The Logan adjustment is essentially accomplished by pressing the thumb, in a certain direction, into an area of the buttocks near the inferior border of the sacrum. This light pressure supposedly has the effect of relaxing spastic attachments to the sacrum, thus allowing the sacrum, to "straighten out" like a coiled spring released from compression. The contact is held for as long as is necessary to relax the patient.
Actually, movement in the sacroiliac joint is slight, and any abnormal movement or displacement of the sacrum, however slight, would result in severe pain and disability. Muscle spasm severe enough to alter the level of the base of the sacrum would, of necessity, be quite painful. As we noted in Dr. Kleinberg's writings, deformity of the sacrum itself as a cause of spinal curvature is quite rare, and correction of congenital or developmental deformities in the bone cannot usually be accomplished outside the employment of surgical measures. Most often, any alteration in the level of the base of the sacrum -- sufficient to cause spinal curvature -- is the result of unequal development of the bones of the hips or the legs. Curvatures resulting from this type of disturbance can be prevented by proper attention in childhood -- by building up the shoe on the side of the deficient extremity and prescribing exercise of a corrective nature. In spinal curves resulting from deformity of the spinal vertebrae, however, or in the severe type of idiopathic spinal curvature, for which no known cause or modus operandi has yet been found, there is little known treatment that is of any value -- as far as "curing" the condition is concerned -- outside the use of certain surgical measures; although traction, support, exercise, and various conservative measures may aid in halting the progress of the curvature.

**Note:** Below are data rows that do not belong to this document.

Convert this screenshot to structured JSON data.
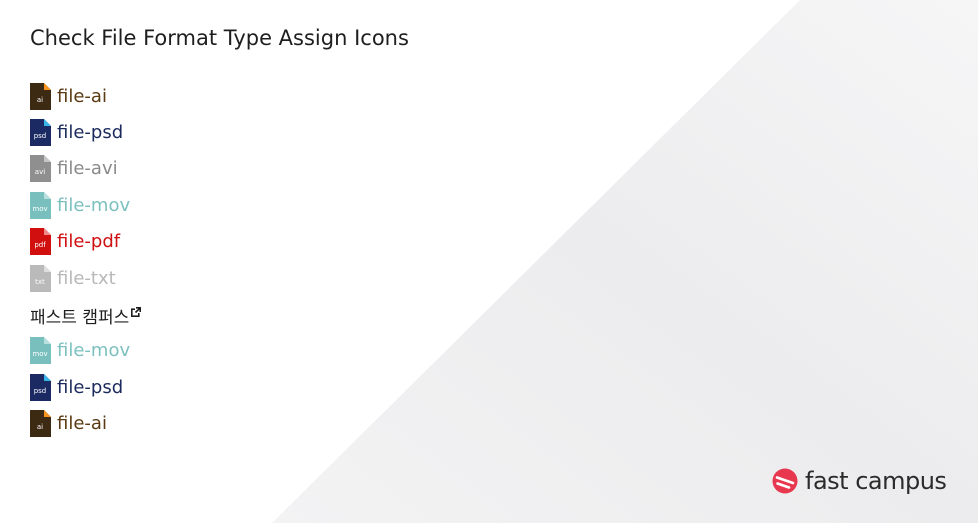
{
  "page": {
    "title": "Check File Format Type Assign Icons"
  },
  "files": [
    {
      "name": "file-ai",
      "ext": "ai",
      "icon": "ai-file-icon",
      "color": "#5a3a12",
      "iconColor": "#3d2a12",
      "foldColor": "#f7941d"
    },
    {
      "name": "file-psd",
      "ext": "psd",
      "icon": "psd-file-icon",
      "color": "#1b2a5c",
      "iconColor": "#1c2a63",
      "foldColor": "#38b6e8"
    },
    {
      "name": "file-avi",
      "ext": "avi",
      "icon": "avi-file-icon",
      "color": "#8a8a8a",
      "iconColor": "#8f8f8f",
      "foldColor": "#c5c5c5"
    },
    {
      "name": "file-mov",
      "ext": "mov",
      "icon": "mov-file-icon",
      "color": "#7cc0bf",
      "iconColor": "#78bfbe",
      "foldColor": "#b9e0df"
    },
    {
      "name": "file-pdf",
      "ext": "pdf",
      "icon": "pdf-file-icon",
      "color": "#d01010",
      "iconColor": "#d10f0f",
      "foldColor": "#f08a8a"
    },
    {
      "name": "file-txt",
      "ext": "txt",
      "icon": "txt-file-icon",
      "color": "#b8b8b8",
      "iconColor": "#bababa",
      "foldColor": "#dedede"
    }
  ],
  "korean_link": {
    "label": "패스트 캠퍼스",
    "icon": "external-link-icon"
  },
  "extra_files": [
    {
      "name": "file-mov",
      "ext": "mov",
      "icon": "mov-file-icon",
      "color": "#7cc0bf",
      "iconColor": "#78bfbe",
      "foldColor": "#b9e0df"
    },
    {
      "name": "file-psd",
      "ext": "psd",
      "icon": "psd-file-icon",
      "color": "#1b2a5c",
      "iconColor": "#1c2a63",
      "foldColor": "#38b6e8"
    },
    {
      "name": "file-ai",
      "ext": "ai",
      "icon": "ai-file-icon",
      "color": "#5a3a12",
      "iconColor": "#3d2a12",
      "foldColor": "#f7941d"
    }
  ],
  "brand": {
    "name": "fast campus",
    "icon": "fastcampus-logo-icon",
    "accent": "#e8384f"
  }
}
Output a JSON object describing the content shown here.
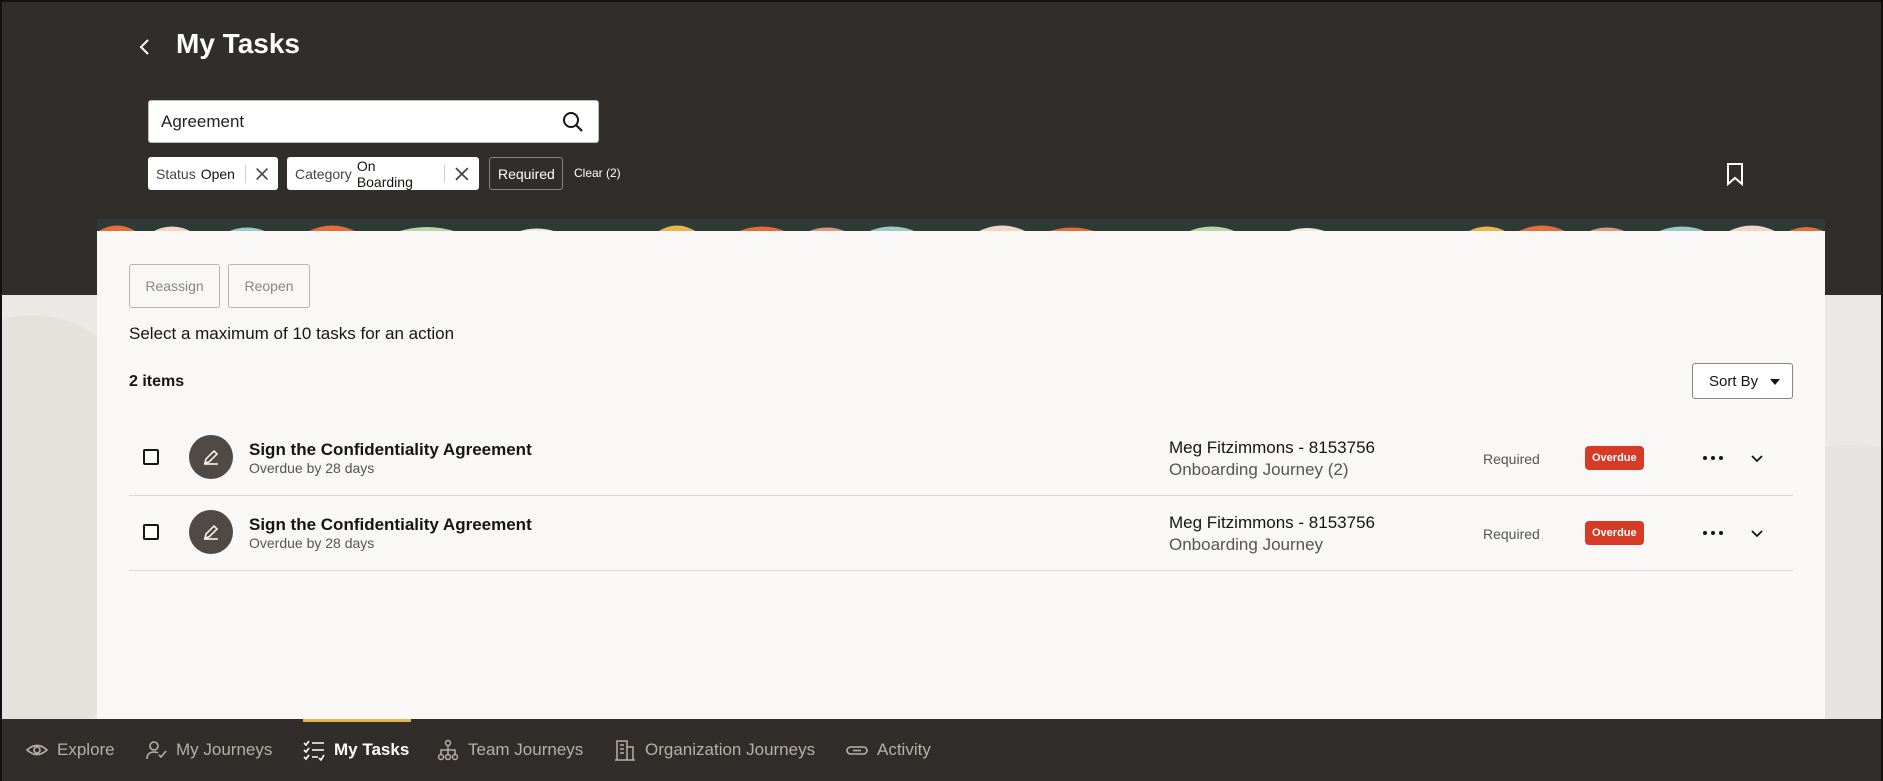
{
  "header": {
    "title": "My Tasks",
    "search": {
      "value": "Agreement",
      "placeholder": ""
    },
    "filters": [
      {
        "label": "Status",
        "value": "Open"
      },
      {
        "label": "Category",
        "value": "On Boarding"
      }
    ],
    "required_chip": "Required",
    "clear_link": "Clear (2)"
  },
  "toolbar": {
    "reassign_label": "Reassign",
    "reopen_label": "Reopen",
    "hint": "Select a maximum of 10 tasks for an action",
    "count": "2 items",
    "sort_label": "Sort By"
  },
  "tasks": [
    {
      "title": "Sign the Confidentiality Agreement",
      "subtitle": "Overdue by 28 days",
      "person": "Meg Fitzimmons - 8153756",
      "journey": "Onboarding Journey (2)",
      "requirement": "Required",
      "status": "Overdue"
    },
    {
      "title": "Sign the Confidentiality Agreement",
      "subtitle": "Overdue by 28 days",
      "person": "Meg Fitzimmons - 8153756",
      "journey": "Onboarding Journey",
      "requirement": "Required",
      "status": "Overdue"
    }
  ],
  "nav": {
    "items": [
      {
        "label": "Explore",
        "icon": "eye-icon"
      },
      {
        "label": "My Journeys",
        "icon": "person-check-icon"
      },
      {
        "label": "My Tasks",
        "icon": "checklist-icon",
        "active": true
      },
      {
        "label": "Team Journeys",
        "icon": "org-chart-icon"
      },
      {
        "label": "Organization Journeys",
        "icon": "building-icon"
      },
      {
        "label": "Activity",
        "icon": "link-icon"
      }
    ]
  },
  "colors": {
    "header_bg": "#312d2a",
    "card_bg": "#f9f8f6",
    "overdue": "#d63b25",
    "nav_active_bar": "#e2b44c"
  }
}
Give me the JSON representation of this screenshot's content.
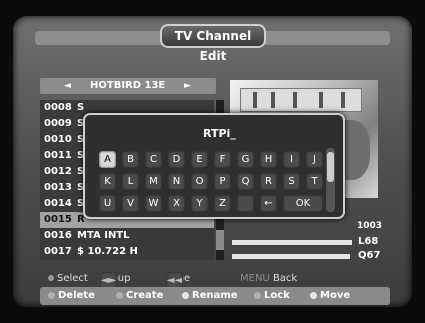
{
  "screen": {
    "title": "TV Channel Edit"
  },
  "satellite": {
    "name": "HOTBIRD 13E",
    "left_arrow": "◄",
    "right_arrow": "►"
  },
  "channels": [
    {
      "num": "0008",
      "name": "S"
    },
    {
      "num": "0009",
      "name": "S"
    },
    {
      "num": "0010",
      "name": "S"
    },
    {
      "num": "0011",
      "name": "S"
    },
    {
      "num": "0012",
      "name": "S"
    },
    {
      "num": "0013",
      "name": "S"
    },
    {
      "num": "0014",
      "name": "S"
    },
    {
      "num": "0015",
      "name": "R"
    },
    {
      "num": "0016",
      "name": "MTA INTL"
    },
    {
      "num": "0017",
      "name": "$ 10.722 H"
    }
  ],
  "info": {
    "text": "1003",
    "level_label": "L68",
    "quality_label": "Q67",
    "level_value": 0.68,
    "quality_value": 0.67
  },
  "keyboard": {
    "input_text": "RTPi_",
    "rows": [
      [
        "A",
        "B",
        "C",
        "D",
        "E",
        "F",
        "G",
        "H",
        "I",
        "J"
      ],
      [
        "K",
        "L",
        "M",
        "N",
        "O",
        "P",
        "Q",
        "R",
        "S",
        "T"
      ],
      [
        "U",
        "V",
        "W",
        "X",
        "Y",
        "Z",
        "",
        "←",
        "OK"
      ]
    ],
    "selected_key": "A"
  },
  "help": {
    "select": "Select",
    "group_key": "◄►",
    "group": "Group",
    "page_key": "◄◄ ►►",
    "page": "Page",
    "menu_key": "MENU",
    "back": "Back"
  },
  "buttons": {
    "delete": "Delete",
    "create": "Create",
    "rename": "Rename",
    "lock": "Lock",
    "move": "Move"
  }
}
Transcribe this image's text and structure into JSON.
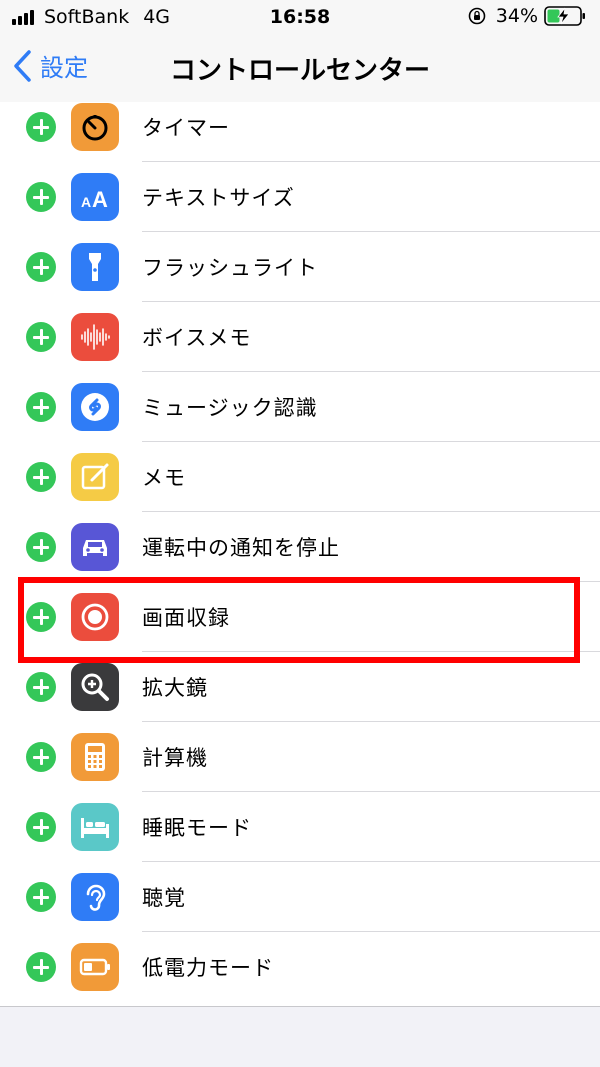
{
  "status_bar": {
    "carrier": "SoftBank",
    "network": "4G",
    "time": "16:58",
    "battery_percent": "34%"
  },
  "nav": {
    "back_label": "設定",
    "title": "コントロールセンター"
  },
  "colors": {
    "accent": "#2f7cf6",
    "add_green": "#34c759",
    "highlight": "#ff0000"
  },
  "items": [
    {
      "label": "タイマー",
      "icon": "timer-icon",
      "color": "#f19a38"
    },
    {
      "label": "テキストサイズ",
      "icon": "text-size-icon",
      "color": "#2f7cf6"
    },
    {
      "label": "フラッシュライト",
      "icon": "flashlight-icon",
      "color": "#2f7cf6"
    },
    {
      "label": "ボイスメモ",
      "icon": "voice-memo-icon",
      "color": "#eb4d3d"
    },
    {
      "label": "ミュージック認識",
      "icon": "shazam-icon",
      "color": "#2f7cf6"
    },
    {
      "label": "メモ",
      "icon": "notes-icon",
      "color": "#f5cb45"
    },
    {
      "label": "運転中の通知を停止",
      "icon": "car-icon",
      "color": "#5856d6"
    },
    {
      "label": "画面収録",
      "icon": "screen-record-icon",
      "color": "#eb4d3d"
    },
    {
      "label": "拡大鏡",
      "icon": "magnifier-icon",
      "color": "#3a3a3c"
    },
    {
      "label": "計算機",
      "icon": "calculator-icon",
      "color": "#f19a38"
    },
    {
      "label": "睡眠モード",
      "icon": "bed-icon",
      "color": "#5ac8c8"
    },
    {
      "label": "聴覚",
      "icon": "ear-icon",
      "color": "#2f7cf6"
    },
    {
      "label": "低電力モード",
      "icon": "low-power-icon",
      "color": "#f19a38"
    }
  ]
}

When the malignant and progressive type of spinal curvature occurs in a child (usually between the ages of six and ten), death could possibly ensue if surgical fusion of the spine is not employed. The spinal column, sagging into a terrible and deforming "S" shape (scoliosis), collapses the torso, resulting in a merciless and fatal compression of the child's growing organs. Death might result from heart failure, lung congestion, or some other failure in organs too severely compressed to function properly. Another example of fatal spinal curvature is found in the rapidly developing deformity of polio victims whose nerve supply to certain spinal muscles has been destroyed by infection. A unilateral or uneven pull of the muscles surrounding the spinal column wrenches and tugs at the spine until the body's trunk is telescoped into unsightly shapes, but "nerve interference," as chiropractors describe it, does not occur.
Next Section ||| Table
Chirobase Home Page